Vancouver board of education is trying to contain parents' anger over school closures
Last night (October 25), the Vancouver board of education did a bunch of things to keep a lid on parental anger over the possible closure of Sir Guy Carleton elementary school in East Vancouver.
If this is how the board plans to run its consultation process over the next nine days of public meetings, it's clear that one of the goals of district staff is to shield trustees from political fallout.
First of all, the district chose a huge room for the first meeting: the gymnasium at Windermere secondary school. This ensured that no matter how many parents attended, it wouldn't seem full to the media who were present to record the proceedings.
A big crowd showed up, but they didn't feel crammed in.
Secondly, the board provided more than enough seating. Anyone who has organized a news conference knows that it's better to deliver bad news while people are sitting because then they're better behaved.
The organizers of the meeting also ensured that parents had to wait a long time before they could go to the microphone.
That was because superintendent Steve Cardwell didn't start speaking until about 45 minutes after the meeting was scheduled to begin. He droned on for an interminable mount of time before the first parent, Ann Wong, was permitted to have her say.
Trustees weren't put on the podium with the superintendent. Instead, they sat at a table off in the corner of the room, barely visible to most parents.
This kept them out of the firing line and largely out of the public eye.
The board also required people to register if they wanted to speak.
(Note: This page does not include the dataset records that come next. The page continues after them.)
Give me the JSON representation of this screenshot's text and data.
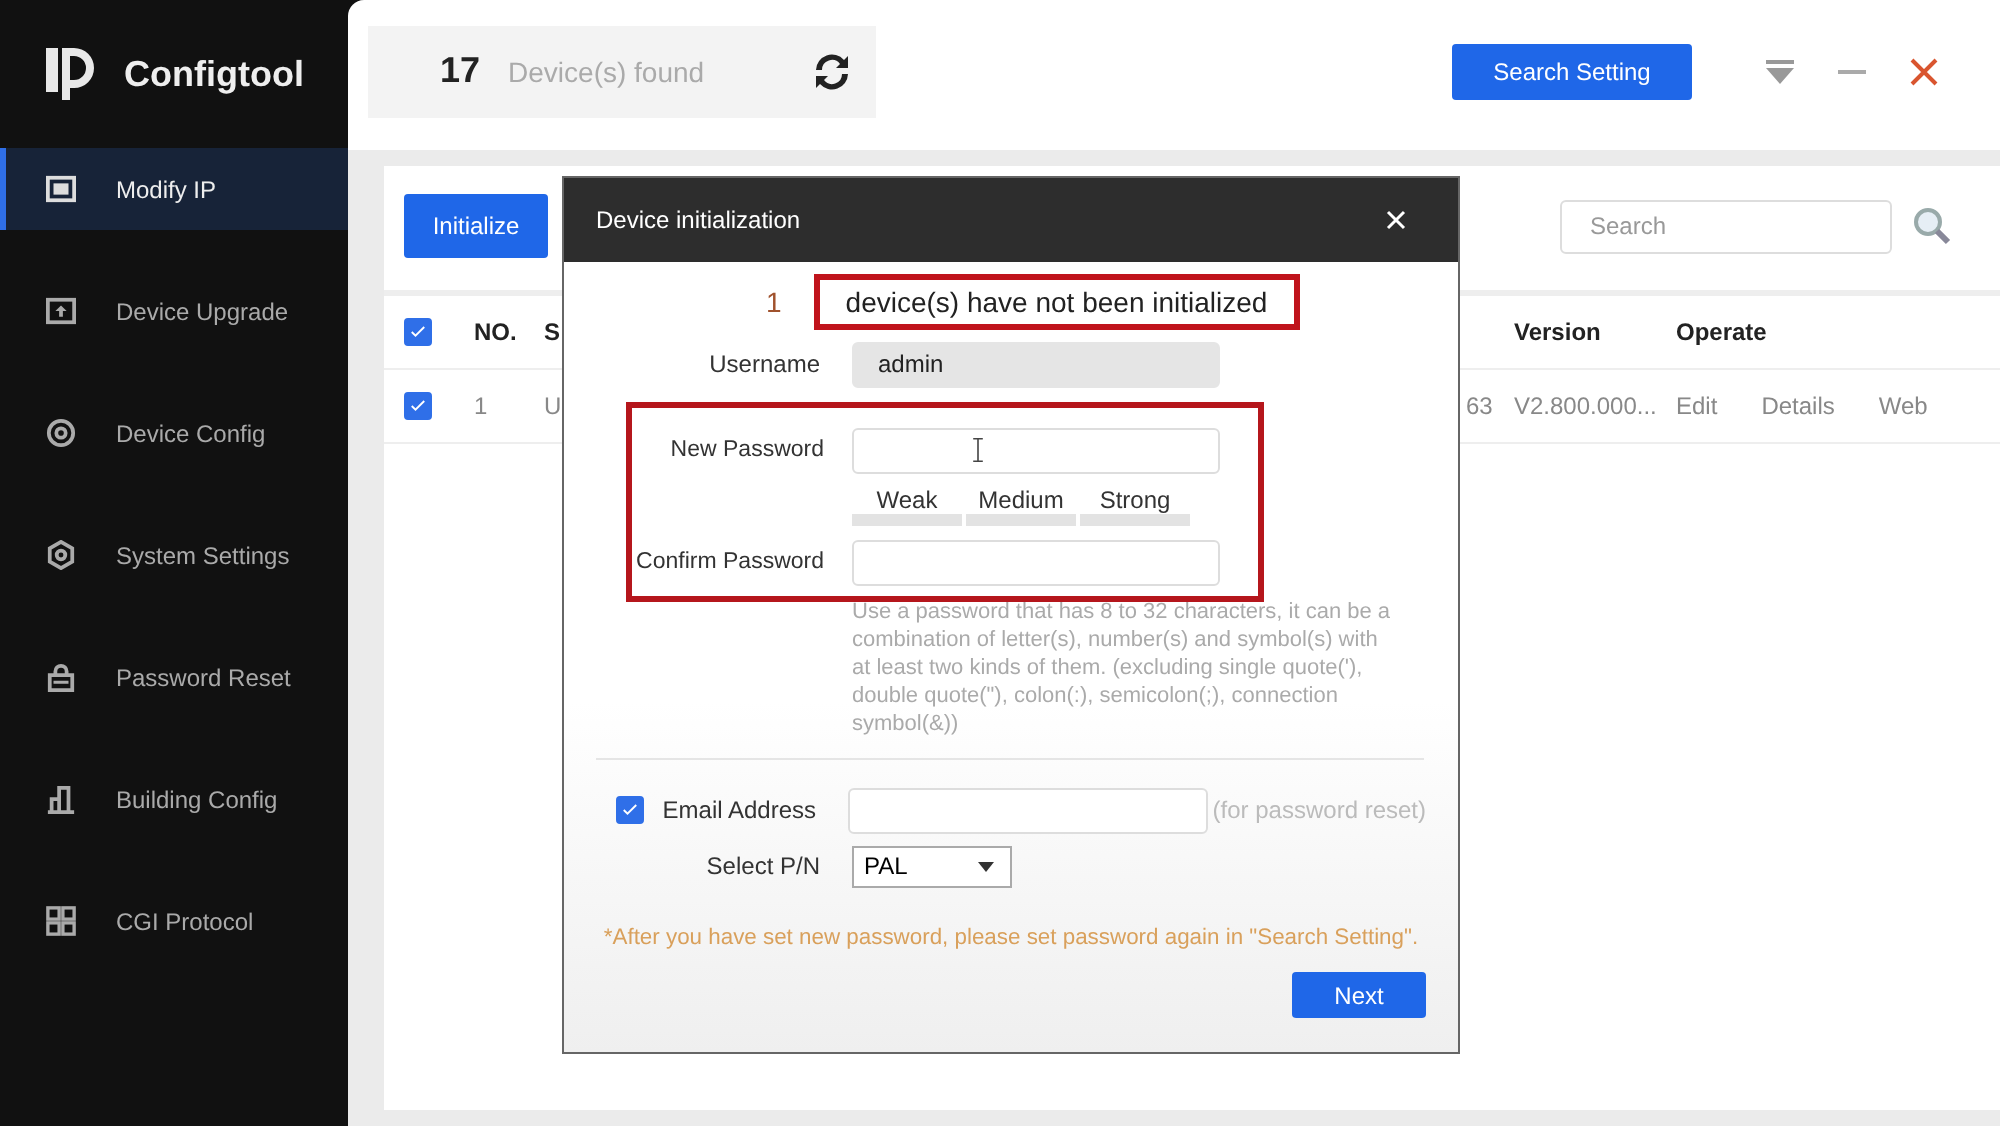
{
  "app": {
    "name": "Configtool"
  },
  "sidebar": {
    "items": [
      {
        "label": "Modify IP",
        "kind": "ip",
        "selected": true
      },
      {
        "label": "Device Upgrade",
        "kind": "upgrade",
        "selected": false
      },
      {
        "label": "Device Config",
        "kind": "config",
        "selected": false
      },
      {
        "label": "System Settings",
        "kind": "settings",
        "selected": false
      },
      {
        "label": "Password Reset",
        "kind": "lock",
        "selected": false
      },
      {
        "label": "Building Config",
        "kind": "building",
        "selected": false
      },
      {
        "label": "CGI Protocol",
        "kind": "cgi",
        "selected": false
      }
    ]
  },
  "header": {
    "device_count": "17",
    "device_label": "Device(s) found",
    "search_setting_button": "Search Setting"
  },
  "toolbar": {
    "initialize_button": "Initialize",
    "search": {
      "placeholder": "Search"
    }
  },
  "table": {
    "select_all_checked": true,
    "columns": [
      "NO.",
      "S",
      "",
      "Version",
      "Operate"
    ],
    "rows": [
      {
        "checked": true,
        "cells": [
          "1",
          "U",
          "63",
          "V2.800.000..."
        ],
        "operations": [
          "Edit",
          "Details",
          "Web"
        ]
      }
    ]
  },
  "dialog": {
    "title": "Device initialization",
    "count": "1",
    "notice": "device(s) have not been initialized",
    "fields": [
      {
        "label": "Username",
        "value": "admin",
        "disabled": true
      },
      {
        "label": "New Password",
        "disabled": false
      },
      {
        "label": "Confirm Password",
        "disabled": false
      }
    ],
    "strength": [
      "Weak",
      "Medium",
      "Strong"
    ],
    "hint": "Use a password that has 8 to 32 characters, it can be a combination of letter(s), number(s) and symbol(s) with at least two kinds of them. (excluding single quote('), double quote(\"), colon(:), semicolon(;), connection symbol(&))",
    "email": {
      "checked": true,
      "label": "Email Address",
      "note": "(for password reset)"
    },
    "pn": {
      "label": "Select P/N",
      "value": "PAL"
    },
    "warning": "*After you have set new password, please set password again in \"Search Setting\".",
    "next_button": "Next"
  }
}
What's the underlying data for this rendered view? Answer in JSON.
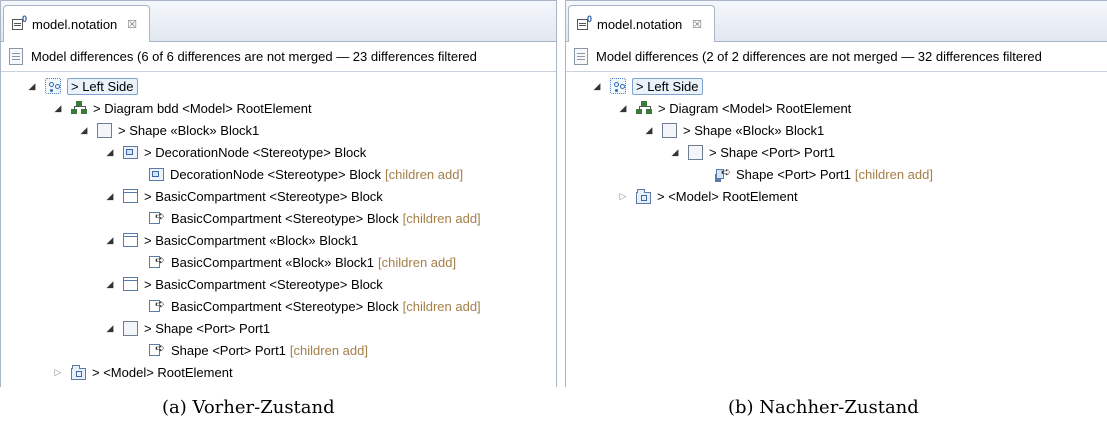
{
  "panels": [
    {
      "tab_title": "model.notation",
      "tab_close": "☒",
      "header": "Model differences  (6 of 6 differences are not merged — 23 differences filtered",
      "tree": [
        {
          "depth": 0,
          "twisty": "expanded",
          "icon": "left-side-icon",
          "label": "> Left Side",
          "tag": "",
          "selected": true
        },
        {
          "depth": 1,
          "twisty": "expanded",
          "icon": "diagram-icon",
          "label": "> Diagram bdd <Model> RootElement",
          "tag": ""
        },
        {
          "depth": 2,
          "twisty": "expanded",
          "icon": "shape-icon",
          "label": "> Shape «Block» Block1",
          "tag": ""
        },
        {
          "depth": 3,
          "twisty": "expanded",
          "icon": "decoration-node-icon",
          "label": "> DecorationNode <Stereotype> Block",
          "tag": ""
        },
        {
          "depth": 4,
          "twisty": "none",
          "icon": "add-decoration-node-icon",
          "label": "DecorationNode <Stereotype> Block",
          "tag": "[children add]"
        },
        {
          "depth": 3,
          "twisty": "expanded",
          "icon": "compartment-icon",
          "label": "> BasicCompartment <Stereotype> Block",
          "tag": ""
        },
        {
          "depth": 4,
          "twisty": "none",
          "icon": "add-compartment-icon",
          "label": "BasicCompartment <Stereotype> Block",
          "tag": "[children add]"
        },
        {
          "depth": 3,
          "twisty": "expanded",
          "icon": "compartment-icon",
          "label": "> BasicCompartment «Block» Block1",
          "tag": ""
        },
        {
          "depth": 4,
          "twisty": "none",
          "icon": "add-compartment-icon",
          "label": "BasicCompartment «Block» Block1",
          "tag": "[children add]"
        },
        {
          "depth": 3,
          "twisty": "expanded",
          "icon": "compartment-icon",
          "label": "> BasicCompartment <Stereotype> Block",
          "tag": ""
        },
        {
          "depth": 4,
          "twisty": "none",
          "icon": "add-compartment-icon",
          "label": "BasicCompartment <Stereotype> Block",
          "tag": "[children add]"
        },
        {
          "depth": 3,
          "twisty": "expanded",
          "icon": "shape-icon",
          "label": "> Shape <Port> Port1",
          "tag": ""
        },
        {
          "depth": 4,
          "twisty": "none",
          "icon": "add-shape-icon",
          "label": "Shape <Port> Port1",
          "tag": "[children add]"
        },
        {
          "depth": 1,
          "twisty": "collapsed",
          "icon": "model-icon",
          "label": "> <Model> RootElement",
          "tag": ""
        }
      ],
      "caption": "(a) Vorher-Zustand"
    },
    {
      "tab_title": "model.notation",
      "tab_close": "☒",
      "header": "Model differences  (2 of 2 differences are not merged — 32 differences filtered",
      "tree": [
        {
          "depth": 0,
          "twisty": "expanded",
          "icon": "left-side-icon",
          "label": "> Left Side",
          "tag": "",
          "selected": true
        },
        {
          "depth": 1,
          "twisty": "expanded",
          "icon": "diagram-icon",
          "label": "> Diagram <Model> RootElement",
          "tag": ""
        },
        {
          "depth": 2,
          "twisty": "expanded",
          "icon": "shape-icon",
          "label": "> Shape «Block» Block1",
          "tag": ""
        },
        {
          "depth": 3,
          "twisty": "expanded",
          "icon": "shape-icon",
          "label": "> Shape <Port> Port1",
          "tag": ""
        },
        {
          "depth": 4,
          "twisty": "none",
          "icon": "add-port-shape-icon",
          "label": "Shape <Port> Port1",
          "tag": "[children add]"
        },
        {
          "depth": 1,
          "twisty": "collapsed",
          "icon": "model-icon",
          "label": "> <Model> RootElement",
          "tag": ""
        }
      ],
      "caption": "(b) Nachher-Zustand"
    }
  ]
}
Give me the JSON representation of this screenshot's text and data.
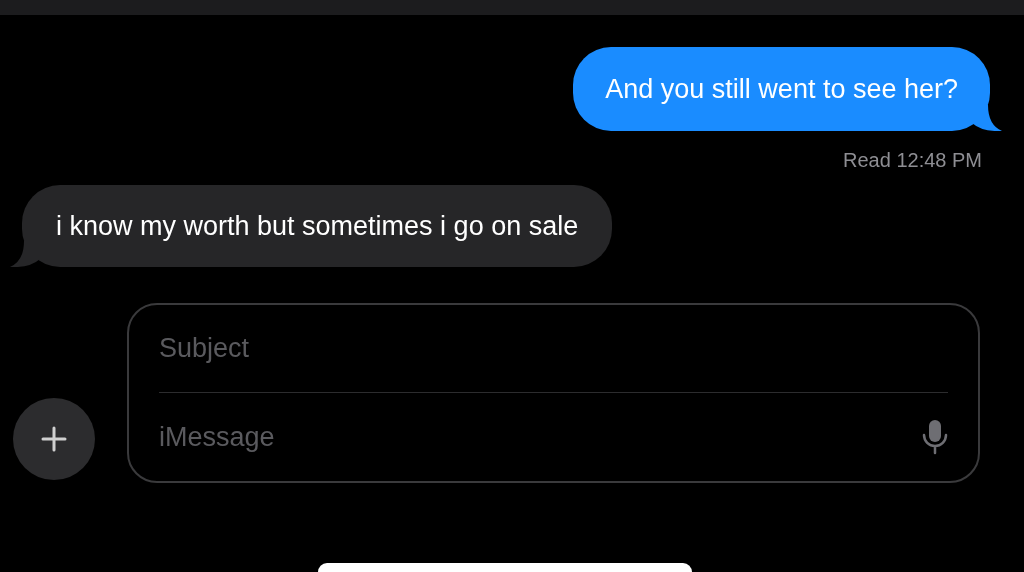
{
  "messages": [
    {
      "kind": "sent",
      "text": "And you still went to see her?"
    },
    {
      "kind": "receipt",
      "text": "Read 12:48 PM"
    },
    {
      "kind": "received",
      "text": "i know my worth but sometimes i go on sale"
    }
  ],
  "composer": {
    "subject": {
      "placeholder": "Subject"
    },
    "message": {
      "placeholder": "iMessage"
    }
  }
}
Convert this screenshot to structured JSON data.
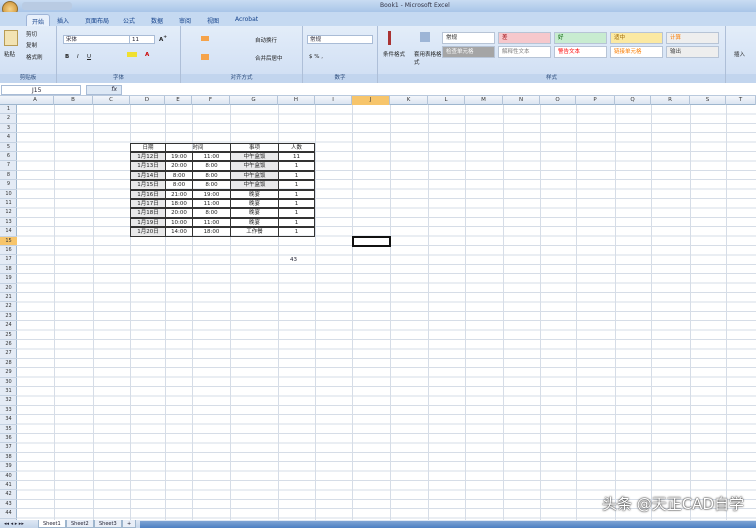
{
  "window": {
    "title": "Book1 - Microsoft Excel"
  },
  "ribbon": {
    "tabs": [
      "开始",
      "插入",
      "页面布局",
      "公式",
      "数据",
      "审阅",
      "视图",
      "Acrobat"
    ],
    "clipboard": {
      "paste": "粘贴",
      "cut": "剪切",
      "copy": "复制",
      "format_painter": "格式刷",
      "label": "剪贴板"
    },
    "font": {
      "name": "宋体",
      "size": "11",
      "label": "字体"
    },
    "alignment": {
      "wrap": "自动换行",
      "merge": "合并后居中",
      "label": "对齐方式"
    },
    "number": {
      "format": "常规",
      "label": "数字"
    },
    "styles": {
      "conditional": "条件格式",
      "table": "套用表格格式",
      "label": "样式",
      "items": [
        {
          "name": "常规",
          "bg": "#ffffff",
          "fg": "#222222"
        },
        {
          "name": "差",
          "bg": "#f6c8cc",
          "fg": "#9c0006"
        },
        {
          "name": "好",
          "bg": "#c8ecd0",
          "fg": "#006100"
        },
        {
          "name": "适中",
          "bg": "#fbe9a2",
          "fg": "#9c6500"
        },
        {
          "name": "计算",
          "bg": "#eeeeee",
          "fg": "#fa7d00"
        },
        {
          "name": "检查单元格",
          "bg": "#a5a5a5",
          "fg": "#ffffff"
        },
        {
          "name": "解释性文本",
          "bg": "#ffffff",
          "fg": "#7f7f7f"
        },
        {
          "name": "警告文本",
          "bg": "#ffffff",
          "fg": "#ff0000"
        },
        {
          "name": "链接单元格",
          "bg": "#ffffff",
          "fg": "#fa7d00"
        },
        {
          "name": "输出",
          "bg": "#eeeeee",
          "fg": "#3f3f3f"
        }
      ]
    },
    "cells": {
      "insert": "插入"
    }
  },
  "formula_bar": {
    "name_box": "J15",
    "fx": "fx",
    "value": ""
  },
  "columns": [
    "A",
    "B",
    "C",
    "D",
    "E",
    "F",
    "G",
    "H",
    "I",
    "J",
    "K",
    "L",
    "M",
    "N",
    "O",
    "P",
    "Q",
    "R",
    "S",
    "T"
  ],
  "rows": [
    "1",
    "2",
    "3",
    "4",
    "5",
    "6",
    "7",
    "8",
    "9",
    "10",
    "11",
    "12",
    "13",
    "14",
    "15",
    "16",
    "17",
    "18",
    "19",
    "20",
    "21",
    "22",
    "23",
    "24",
    "25",
    "26",
    "27",
    "28",
    "29",
    "30",
    "31",
    "32",
    "33",
    "34",
    "35",
    "36",
    "37",
    "38",
    "39",
    "40",
    "41",
    "42",
    "43",
    "44"
  ],
  "table": {
    "headers": [
      "日期",
      "时间",
      "事项",
      "人数"
    ],
    "rows": [
      [
        "1月12日",
        "19:00",
        "11:00",
        "中午盒饭",
        "11"
      ],
      [
        "1月13日",
        "20:00",
        "8:00",
        "中午盒饭",
        "1"
      ],
      [
        "1月14日",
        "8:00",
        "8:00",
        "中午盒饭",
        "1"
      ],
      [
        "1月15日",
        "8:00",
        "8:00",
        "中午盒饭",
        "1"
      ],
      [
        "1月16日",
        "21:00",
        "19:00",
        "晚宴",
        "1"
      ],
      [
        "1月17日",
        "18:00",
        "11:00",
        "晚宴",
        "1"
      ],
      [
        "1月18日",
        "20:00",
        "8:00",
        "晚宴",
        "1"
      ],
      [
        "1月19日",
        "10:00",
        "11:00",
        "晚宴",
        "1"
      ],
      [
        "1月20日",
        "14:00",
        "18:00",
        "工作餐",
        "1"
      ]
    ],
    "total": "43"
  },
  "sheets": [
    "Sheet1",
    "Sheet2",
    "Sheet3"
  ],
  "watermark": "头条 @天正CAD自学"
}
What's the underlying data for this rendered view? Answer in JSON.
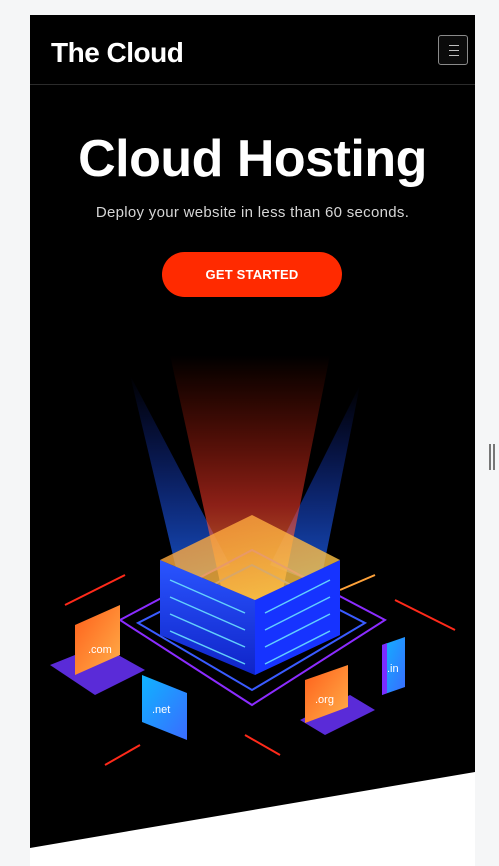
{
  "navbar": {
    "brand": "The Cloud",
    "menu_icon": "hamburger-icon"
  },
  "hero": {
    "title": "Cloud Hosting",
    "subtitle": "Deploy your website in less than 60 seconds.",
    "cta_label": "GET STARTED"
  },
  "illustration": {
    "domains": [
      ".com",
      ".net",
      ".org",
      ".in"
    ]
  },
  "colors": {
    "background": "#000000",
    "accent": "#ff2a00",
    "server_blue": "#1540ff",
    "neon_purple": "#7b2cff",
    "device_orange": "#ff7a1a"
  }
}
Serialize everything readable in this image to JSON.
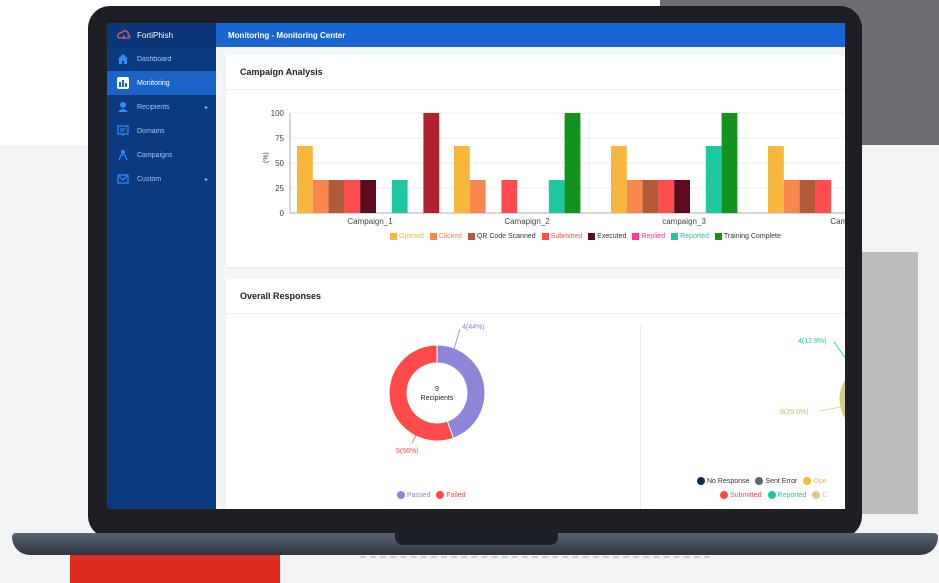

This created a bit of a bureaucratic obstacle in a neighbourhood with a large number of people for whom English is a second language.
Unfortunately for the board, these attempts to downplay public anger were offset by the efforts of Vancouver-Kingsway NDP MLA Adrian Dix, who has proven himself to be an adept community organizer.
Unlike other East Vancouver NDP MLAs who face school closures in their constituencies, Dix has kept the school in his riding in the media spotlight.
He helped organize a rally of parents earlier this year, which generated coverage on TV newscasts. According to Wong, Dix also rallied former students and spoke to local businesses that would be affected by the closure of Carleton. The parents have also enlisted the support of other parent advisory councils.
In addition, Dix distributed an op-ed piece to the media more than a week before last night's meeting. He held another media event on the weekend to ensure that last night's main event was on the reporters' radar. Sure enough, it was well-attended by people from print, television, and radio outlets.
The community came out in force, with speakers from local organizations, alumni, and the business community. As well, there were many heartfelt presentations from parents.
The second parent spoke almost entirely in Cantonese, which ensured that this story will get lots of play in the Chinese-language media.
Dix's efforts on behalf of his constituents have put the board of education on the defensive. If trustees choose to close Carleton, Vision Vancouver could face a serious backlash in the 2011 election in the Collingwood neighbourhood, where it should reign supreme.
Vision's problems will be magnified if Coalition of Progressive Electors trustees Jane Bouey, Al Blakey, and Allan Wong break away from the rest of the pack and vote to save the school. It will create a wedge between them and the Vision and NPA trustees.
Vision park commissioner Raj Hundal and Vision councillor Kerry Jang have deep roots in the area, and both have supported Dix in the past.
But they'll be unlikely to quell the anger of Collingwood parents if Vision Vancouver trustees vote to shut down the local elementary school.
In a close election, this could make a huge difference to Vision politicians running for council and park board, as well as for the board of education.